%%
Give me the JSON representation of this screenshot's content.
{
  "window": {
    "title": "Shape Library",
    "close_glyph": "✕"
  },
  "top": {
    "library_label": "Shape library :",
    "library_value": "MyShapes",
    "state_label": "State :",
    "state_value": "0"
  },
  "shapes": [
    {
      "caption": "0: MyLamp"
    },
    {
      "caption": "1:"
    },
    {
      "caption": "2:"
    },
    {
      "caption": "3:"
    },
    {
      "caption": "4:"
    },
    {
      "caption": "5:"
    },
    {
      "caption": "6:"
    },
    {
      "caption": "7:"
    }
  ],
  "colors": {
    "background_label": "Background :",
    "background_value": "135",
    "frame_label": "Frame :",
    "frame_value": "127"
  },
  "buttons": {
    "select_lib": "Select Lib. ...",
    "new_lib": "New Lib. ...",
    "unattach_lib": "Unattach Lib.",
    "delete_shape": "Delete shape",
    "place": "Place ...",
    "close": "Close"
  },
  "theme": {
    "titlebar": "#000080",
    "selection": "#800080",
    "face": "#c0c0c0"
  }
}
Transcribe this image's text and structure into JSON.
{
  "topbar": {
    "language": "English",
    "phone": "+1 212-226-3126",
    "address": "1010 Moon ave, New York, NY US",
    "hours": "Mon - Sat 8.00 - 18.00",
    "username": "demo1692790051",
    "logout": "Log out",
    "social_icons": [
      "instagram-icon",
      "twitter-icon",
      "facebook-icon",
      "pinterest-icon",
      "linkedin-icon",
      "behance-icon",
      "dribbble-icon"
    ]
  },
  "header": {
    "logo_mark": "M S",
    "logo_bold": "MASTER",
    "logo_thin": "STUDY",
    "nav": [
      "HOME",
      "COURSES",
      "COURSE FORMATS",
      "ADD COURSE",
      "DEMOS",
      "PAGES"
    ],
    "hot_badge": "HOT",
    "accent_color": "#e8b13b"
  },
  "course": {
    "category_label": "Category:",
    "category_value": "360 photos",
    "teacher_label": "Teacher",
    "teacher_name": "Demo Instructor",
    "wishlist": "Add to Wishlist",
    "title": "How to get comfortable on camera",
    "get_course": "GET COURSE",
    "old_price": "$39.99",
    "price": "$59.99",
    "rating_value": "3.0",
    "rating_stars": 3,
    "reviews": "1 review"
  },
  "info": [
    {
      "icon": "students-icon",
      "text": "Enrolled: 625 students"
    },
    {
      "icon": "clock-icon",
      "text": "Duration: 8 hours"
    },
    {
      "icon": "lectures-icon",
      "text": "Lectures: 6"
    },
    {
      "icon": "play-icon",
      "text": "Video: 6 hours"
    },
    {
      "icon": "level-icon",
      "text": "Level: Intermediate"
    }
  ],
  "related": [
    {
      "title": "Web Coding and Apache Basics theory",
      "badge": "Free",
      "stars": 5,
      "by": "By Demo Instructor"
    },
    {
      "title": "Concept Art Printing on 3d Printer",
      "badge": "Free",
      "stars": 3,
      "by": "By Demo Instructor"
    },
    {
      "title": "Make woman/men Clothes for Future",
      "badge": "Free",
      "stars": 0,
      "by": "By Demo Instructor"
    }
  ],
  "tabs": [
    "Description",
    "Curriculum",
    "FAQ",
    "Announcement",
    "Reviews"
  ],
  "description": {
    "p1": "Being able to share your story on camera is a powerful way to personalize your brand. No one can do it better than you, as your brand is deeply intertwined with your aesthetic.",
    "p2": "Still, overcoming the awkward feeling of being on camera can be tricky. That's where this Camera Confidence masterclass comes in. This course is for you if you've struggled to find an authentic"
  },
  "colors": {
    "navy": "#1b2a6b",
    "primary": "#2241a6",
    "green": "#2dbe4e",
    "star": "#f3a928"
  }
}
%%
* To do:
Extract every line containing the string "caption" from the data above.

* Response to the task:
      "caption": "0: MyLamp"
      "caption": "1:"
      "caption": "2:"
      "caption": "3:"
      "caption": "4:"
      "caption": "5:"
      "caption": "6:"
      "caption": "7:"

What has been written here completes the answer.